If you watch a lot of animation, I expect you will have seen a lot of animation ‘on twos’ and even seen some ‘on threes.’ I’m including the Peanuts TV specials here, and some TV anime goes far beyond even this.
But this kind of labour-saving isn’t a necessity in CG at all. Very rarely will a CG movie have a look where the motions slightly ‘strobe’ because consecutive frames are the same.
This Peanuts teaser is a notable exception. This certainly doesn’t apply to Snoopy when he’s zipping around all over the frame, but at other times the characters are regularly held in the exact same pose for two consecutive frames. This can only have been done very deliberately, and the effect is to imply a look that’s subtly reminiscent of hand drawn animation.
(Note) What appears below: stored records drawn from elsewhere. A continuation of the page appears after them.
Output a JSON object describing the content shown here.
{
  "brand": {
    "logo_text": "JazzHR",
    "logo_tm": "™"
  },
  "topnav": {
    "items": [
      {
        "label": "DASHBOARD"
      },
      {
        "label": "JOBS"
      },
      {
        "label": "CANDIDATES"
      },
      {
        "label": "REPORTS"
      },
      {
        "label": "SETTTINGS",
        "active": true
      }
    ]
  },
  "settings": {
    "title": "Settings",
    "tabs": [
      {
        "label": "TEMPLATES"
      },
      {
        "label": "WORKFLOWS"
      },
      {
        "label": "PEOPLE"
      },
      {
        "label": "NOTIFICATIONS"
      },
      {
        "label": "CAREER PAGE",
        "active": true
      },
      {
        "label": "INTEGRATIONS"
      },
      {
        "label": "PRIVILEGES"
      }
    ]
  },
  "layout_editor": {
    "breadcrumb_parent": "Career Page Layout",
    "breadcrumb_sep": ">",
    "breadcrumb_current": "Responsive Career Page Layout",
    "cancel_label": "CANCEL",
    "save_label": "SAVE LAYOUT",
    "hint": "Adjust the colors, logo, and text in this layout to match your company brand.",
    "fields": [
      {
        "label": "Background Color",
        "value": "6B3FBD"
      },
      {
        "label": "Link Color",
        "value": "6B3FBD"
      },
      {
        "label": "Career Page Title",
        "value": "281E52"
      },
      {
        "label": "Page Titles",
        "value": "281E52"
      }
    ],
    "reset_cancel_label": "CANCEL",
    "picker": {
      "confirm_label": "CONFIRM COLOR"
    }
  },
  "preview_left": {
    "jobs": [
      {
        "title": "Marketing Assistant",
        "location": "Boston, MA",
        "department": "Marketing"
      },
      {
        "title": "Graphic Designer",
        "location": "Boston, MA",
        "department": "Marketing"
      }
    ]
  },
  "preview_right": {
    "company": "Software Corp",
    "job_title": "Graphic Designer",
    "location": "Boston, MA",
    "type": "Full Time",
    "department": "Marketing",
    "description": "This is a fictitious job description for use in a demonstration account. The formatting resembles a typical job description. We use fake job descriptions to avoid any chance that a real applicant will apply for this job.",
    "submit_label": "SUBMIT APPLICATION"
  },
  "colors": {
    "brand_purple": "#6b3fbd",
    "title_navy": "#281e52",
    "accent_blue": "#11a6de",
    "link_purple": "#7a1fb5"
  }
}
There would be little use in my showing you two identical images and asking you to accept them as consecutive frames, but here’s an example of Snoopy and Charlie Brown moving out of sync.
This may reduce the chance of the ‘strobing’ from seeming like a defect of the image, and connect it more completely to the motion of the characters.
And while we’re on the subject of strobing, let’s go back to the sequence where Snoopy has Charlie Brown surrounded. Every frame with Snoopies is followed by one where there are no Snoopies at all.
Again, that’s not the traditional CG way.
Later in the teaser, Charlie Brown and Snoopy move out of their abstract Blue Sky – which is probably just a coincidence, but you never know – into a static frame and a composition that’s very much in line with the original strip. We get to see some great squash and stretch in this section, and more of those expressive ‘overdrawn’ lines.
These are not all consecutive frames from the sequence. I left several out, but they do indicate the variety of poses that the characters go through.
Not only have they gone for poses and techniques that are bold and effective, and done so even when that has required a lot of work in CG, everything is very much in Schulz’s own style too.
One final frame. Here’s Woodstock with a tweet bubble. In the teaser, it’s animated. I bet he’s going to actually have these in the film.
There’s a kind of intensive, frame-by-frame craftsmanship in all of the best animation, but when a CG movie like this seems to use so many techniques from older disciplines, somebody is always bound to ask if the film might not have been better off produced in hand drawn animation in the first place.
Even if we take it for read that market forces would have made the use of CG absolutely mandatory, and I don’t know how true that actually is, it’s also the case that Blue Sky haven’t just defaulted to using easy CG options. It’s abundantly clear that Peanuts has been designed and is being animated with love and a real desire to do the job effectively. Blue Sky’s work on Charlie Brown and Snoopy corresponds elegantly with where the characters originally came from, while at the same time, it’s cutting edge stuff. Even in this trailer we’re seeing CG do things that no CG feature film has done before.
All of this ‘innovative borrowing’ is going to make Peanuts a movie like no other. And while I guess we’ll never know for sure, I think Charles Schulz would have been very impressed himself.
Peanuts is set for release in late 2015.
Sorry for the long reblog, but this is worth looking at if you’re interesting in the animation style of the Peanuts movie and looking forward to it (as I am). It’s clear from this breakdown that the animators are really doing as much as possible to replicate Charles Schulz’s distinctive art style - for example, the fact that Charlie Brown’s mouth looks different from the side than it does from the front, and the little touches like the movement lines and Schulz’s distinctively chunky pain stars (which I’ve personally cribbed when drawing pain stars, to be honest).